Italy is huge for ocean cruising but still a growing commodity in river cruising, but for those who seek an Italian river experience, the Po is likely where you’ll be. The river crosses in an east-west direction across the top of northern Italy, taking in cities such as Turin, Cremona, Piacenza, Verona and Ferrara, among others.
Like the Elbe, cruises along the River Po are not run by every brand, so while you’ll be limited in your selection of who to cruise with, this is inconsequential as the region speaks for itself. The major city of Venice is connected to the Po at its eastern side, beginning in its canals. It’s important to note though that a cruise here may not have many port stops, with many of the major tourist centres not positioned on the riverbank and accessed after a coach trip. It’s a good trip if one passenger isn’t hot on cruising, while the other wants to see regional Italy.
The longest river in Europe is also one of its largest and is confined pretty much to Russia, with one end emptying out into the Caspian Sea. Cruises along the Volga are limited and only run by a few brands, most often running between Moscow and St Petersburg, but even these cities require a coach trip from the ship in order to reach them.
World events in recent years has understandably seen a shift away from Ukraine in terms of tourism, however the nation is beginning to recover. River cruising is quite limited in this part of the world, however does provide a unique experience to say the least, with plenty of captivating history to explore and enjoy.
Most river cruise itineraries along the Dnieper run between Kiev and Odessa and generally run for as long as ten days, although nearly a week of this is spent in the cities which begin and end the cruise. Other stops include Kremenchug, Dnepropetrovsk, Zaporozhye and Kherson.
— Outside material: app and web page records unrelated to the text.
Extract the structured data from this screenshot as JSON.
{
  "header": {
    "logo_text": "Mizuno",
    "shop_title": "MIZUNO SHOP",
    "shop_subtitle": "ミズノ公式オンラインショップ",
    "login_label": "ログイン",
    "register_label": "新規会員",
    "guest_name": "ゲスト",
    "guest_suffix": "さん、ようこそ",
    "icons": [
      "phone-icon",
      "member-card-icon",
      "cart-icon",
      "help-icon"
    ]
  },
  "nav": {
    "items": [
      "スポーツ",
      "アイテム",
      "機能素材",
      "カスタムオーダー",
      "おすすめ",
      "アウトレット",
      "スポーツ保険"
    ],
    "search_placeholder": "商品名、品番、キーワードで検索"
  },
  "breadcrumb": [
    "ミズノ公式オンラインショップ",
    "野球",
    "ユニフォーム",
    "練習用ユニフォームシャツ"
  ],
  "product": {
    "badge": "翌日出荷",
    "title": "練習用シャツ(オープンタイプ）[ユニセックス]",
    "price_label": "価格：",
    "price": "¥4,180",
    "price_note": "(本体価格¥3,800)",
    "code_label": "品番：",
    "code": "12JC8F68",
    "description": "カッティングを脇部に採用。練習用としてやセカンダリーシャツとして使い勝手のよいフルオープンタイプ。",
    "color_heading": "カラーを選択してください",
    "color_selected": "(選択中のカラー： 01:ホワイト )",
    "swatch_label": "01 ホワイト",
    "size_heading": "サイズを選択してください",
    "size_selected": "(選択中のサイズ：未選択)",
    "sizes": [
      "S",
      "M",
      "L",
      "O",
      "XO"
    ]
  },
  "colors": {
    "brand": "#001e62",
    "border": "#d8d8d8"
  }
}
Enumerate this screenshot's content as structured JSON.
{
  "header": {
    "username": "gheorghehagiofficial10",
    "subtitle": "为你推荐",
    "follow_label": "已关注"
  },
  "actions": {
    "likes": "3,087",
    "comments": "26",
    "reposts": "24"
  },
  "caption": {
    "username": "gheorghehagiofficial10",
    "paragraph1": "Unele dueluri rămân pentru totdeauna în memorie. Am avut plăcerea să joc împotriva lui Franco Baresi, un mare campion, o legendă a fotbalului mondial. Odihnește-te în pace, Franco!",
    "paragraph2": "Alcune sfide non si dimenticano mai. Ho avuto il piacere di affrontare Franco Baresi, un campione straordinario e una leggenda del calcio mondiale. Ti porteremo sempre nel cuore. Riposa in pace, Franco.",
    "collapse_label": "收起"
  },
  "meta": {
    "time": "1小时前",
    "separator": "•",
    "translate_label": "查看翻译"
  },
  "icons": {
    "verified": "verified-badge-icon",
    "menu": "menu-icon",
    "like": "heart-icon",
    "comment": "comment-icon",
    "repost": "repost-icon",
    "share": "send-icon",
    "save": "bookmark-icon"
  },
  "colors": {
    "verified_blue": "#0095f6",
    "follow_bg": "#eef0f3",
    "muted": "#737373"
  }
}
Cruises generally take place in May and June, the warmest months of the year but this results in some quite scenic and picturesque viewing as the gardens are in full bloom and guests have access to some historic cathedrals, palaces and bell towers.